Photo courtesy of Dave’s Joint.
By David Cordova
It’s a Monday night in Baltimore, Maryland and there’s a big game taking place at Hill Field House on the campus of Morgan State University. The games in the MEAC (Mid-Eastern Athletic Conference) hold a lot of weight in the black community, as it is a haven for players with talent that are looking for an opportunity to play college basketball on the Division I level.
On this night, Norfolk State, the first-place team in the conference, is in the building, and they’re coming to win. For those that may not know about the Spartans, let us put you on to them. They are the powerhouse program in the MEAC.
For years, the program has been one that has been about excellence. It has produced NBA players such as two-time NBA champion Bob Dandridge and former NBA player Kyle O’Quinn, who is currently playing for Paris Basketball in France. It was also the alma mater of playground basketball legend, Richard “Pee-Wee” Kirkland, who led the Spartans to two CIAA championships and two appearances in the NCAA Division II tournament in the late 1960’s.
In 1995, the Spartans made the Final Four of the Division II Tournament. In 1997, they made the move to Division I. In 2011-12, under head coach Anthony Evans, the Spartans went 26-10, won the MEAC and made it to the second round of the NCAA Tournament. O’Quinn, then a senior, played so well that season, that he was able to parlay that into being selected in the second round of the 2012 NBA Draft by the Orlando Magic.
Fast-forward to last season, the COVID year, in which games were being canceled due to the deadly virus that claimed many lives nationwide. That squad was able to win the MEAC championship, and won the First Four matchup against Appalachian State before losing to national powerhouse, Gonzaga, in the first round of the NCAA Tournament.
This year’s Spartans have been nothing short of spectacular this season, as they have been on a roll with an 19-6 record and are currently 10-2 in the MEAC.
The story starts with their fearless leader, Robert Jones, a native of Queens, New York, who has been a very prominent coach in the conference since replacing Evans in the fall of 2013. Since the beginning of his tenure, Jones has compiled an overall record of 160-125. But in conference play, he has posted a record of 101-34. It’s very simple, it’s all about success with him, but also he makes sure that his players grow into productive young men and helps them become better than when they came in, whether on or off the court.
In regards to the talent, there is plenty of it on the Spartans roster.

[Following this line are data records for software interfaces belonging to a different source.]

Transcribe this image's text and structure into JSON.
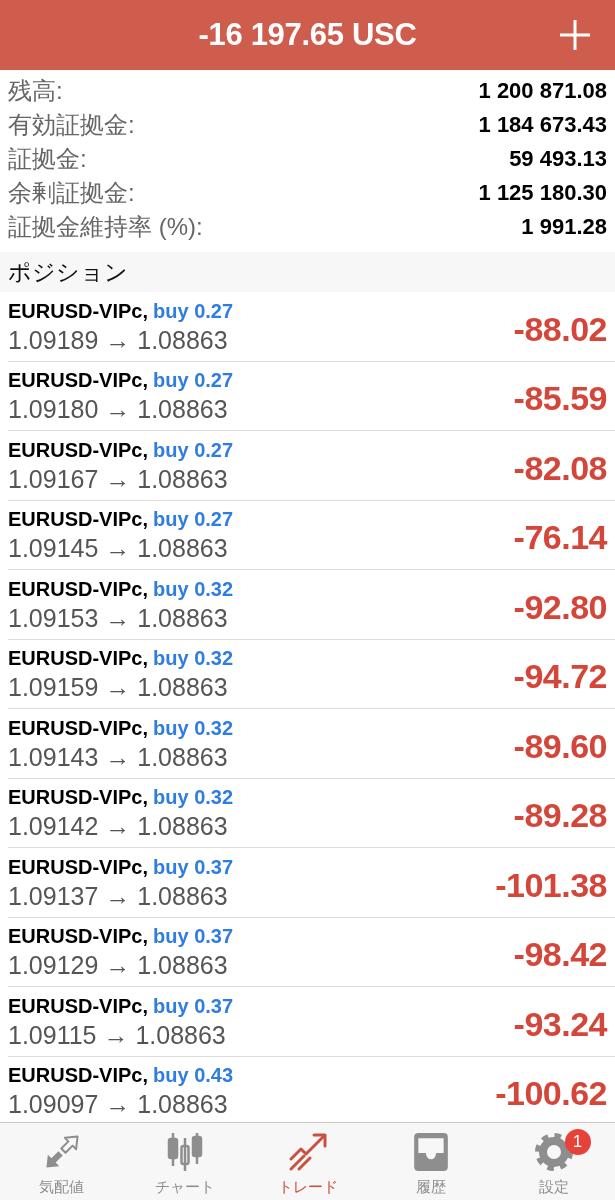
{
  "header": {
    "title": "-16 197.65 USC"
  },
  "summary": [
    {
      "label": "残高:",
      "value": "1 200 871.08"
    },
    {
      "label": "有効証拠金:",
      "value": "1 184 673.43"
    },
    {
      "label": "証拠金:",
      "value": "59 493.13"
    },
    {
      "label": "余剰証拠金:",
      "value": "1 125 180.30"
    },
    {
      "label": "証拠金維持率 (%):",
      "value": "1 991.28"
    }
  ],
  "positions": {
    "title": "ポジション",
    "rows": [
      {
        "symbol": "EURUSD-VIPc,",
        "order": "buy 0.27",
        "prices": "1.09189 → 1.08863",
        "profit": "-88.02"
      },
      {
        "symbol": "EURUSD-VIPc,",
        "order": "buy 0.27",
        "prices": "1.09180 → 1.08863",
        "profit": "-85.59"
      },
      {
        "symbol": "EURUSD-VIPc,",
        "order": "buy 0.27",
        "prices": "1.09167 → 1.08863",
        "profit": "-82.08"
      },
      {
        "symbol": "EURUSD-VIPc,",
        "order": "buy 0.27",
        "prices": "1.09145 → 1.08863",
        "profit": "-76.14"
      },
      {
        "symbol": "EURUSD-VIPc,",
        "order": "buy 0.32",
        "prices": "1.09153 → 1.08863",
        "profit": "-92.80"
      },
      {
        "symbol": "EURUSD-VIPc,",
        "order": "buy 0.32",
        "prices": "1.09159 → 1.08863",
        "profit": "-94.72"
      },
      {
        "symbol": "EURUSD-VIPc,",
        "order": "buy 0.32",
        "prices": "1.09143 → 1.08863",
        "profit": "-89.60"
      },
      {
        "symbol": "EURUSD-VIPc,",
        "order": "buy 0.32",
        "prices": "1.09142 → 1.08863",
        "profit": "-89.28"
      },
      {
        "symbol": "EURUSD-VIPc,",
        "order": "buy 0.37",
        "prices": "1.09137 → 1.08863",
        "profit": "-101.38"
      },
      {
        "symbol": "EURUSD-VIPc,",
        "order": "buy 0.37",
        "prices": "1.09129 → 1.08863",
        "profit": "-98.42"
      },
      {
        "symbol": "EURUSD-VIPc,",
        "order": "buy 0.37",
        "prices": "1.09115 → 1.08863",
        "profit": "-93.24"
      },
      {
        "symbol": "EURUSD-VIPc,",
        "order": "buy 0.43",
        "prices": "1.09097 → 1.08863",
        "profit": "-100.62"
      }
    ]
  },
  "tabs": [
    {
      "kind": "quotes",
      "label": "気配値",
      "selected": false
    },
    {
      "kind": "chart",
      "label": "チャート",
      "selected": false
    },
    {
      "kind": "trade",
      "label": "トレード",
      "selected": true
    },
    {
      "kind": "history",
      "label": "履歴",
      "selected": false
    },
    {
      "kind": "settings",
      "label": "設定",
      "selected": false,
      "badge": "1"
    }
  ]
}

Everything starts with the senior backcourt of shooting guard Joe Bryant, Jr., the leading scorer at 16.9 points per game and point guard Jalen Hawkins, the second-leading scorer at 13.3 points per game.
In the frontcourt, you have senior forward Kris Bankston, who is a force in the paint and can throw down monster dunks in the post area. Then there’s junior forward Dana Tate, Jr., a very versatile player that can put the ball on the floor and has a penchant for dominating on the floor.
The Spartans have a supporting cast of juniors in guard Christian Ings, jguard/forward Tyrese Jenkins, forward Cahiem Brown, forward Yoro Sidibe, forward Nyzaiah Chambers, guard Daryl Anderson and sophomore guard Terrance Jones.
With all of that talent, the Spartans are the most dangerous squad in their conference. But on Monday night, they couldn’t sustain it. In the very beginning, Norfolk State did all the right things on the defensive end and shot 53.5% from the field and went into halftime leading, 44-36. In the second half, Morgan State stepped up their defense and held their counterparts to 15% shooting from three-point range and 35.7% from the field, which resulted in the Bears walking away with the 85-74 victory.
What that loss showed is that it was a blown opportunity to close out a game. But many teams have their off nights, and on this one, it was a chance for Morgan State, a team with a dismal record of 10-13, to knock off the best team in the conference.
Yesterday, the Spartans came back and rebounded with a 63-59 win over South Carolina State. Now, with just two regular season games left, which will take place at their home gym, at the Joseph G. Echols Memorial Hall, against North Carolina Central and Howard, two other dangerous MEAC teams, the Spartans have a chance to finish off the season with 20 wins and a high seeding in the impending MEAC Tournament, which will be taking place in their city at the Norfolk Scope, during the week of March 8-12.
This season has been one for the ages for the Spartans and there is nowhere for them to go but up. The mission for them is simple: to reach another NCAA Tournament and go even further than they did last year. Anything else will be a letdown for them. The second season is coming and there’s nowhere to go but up.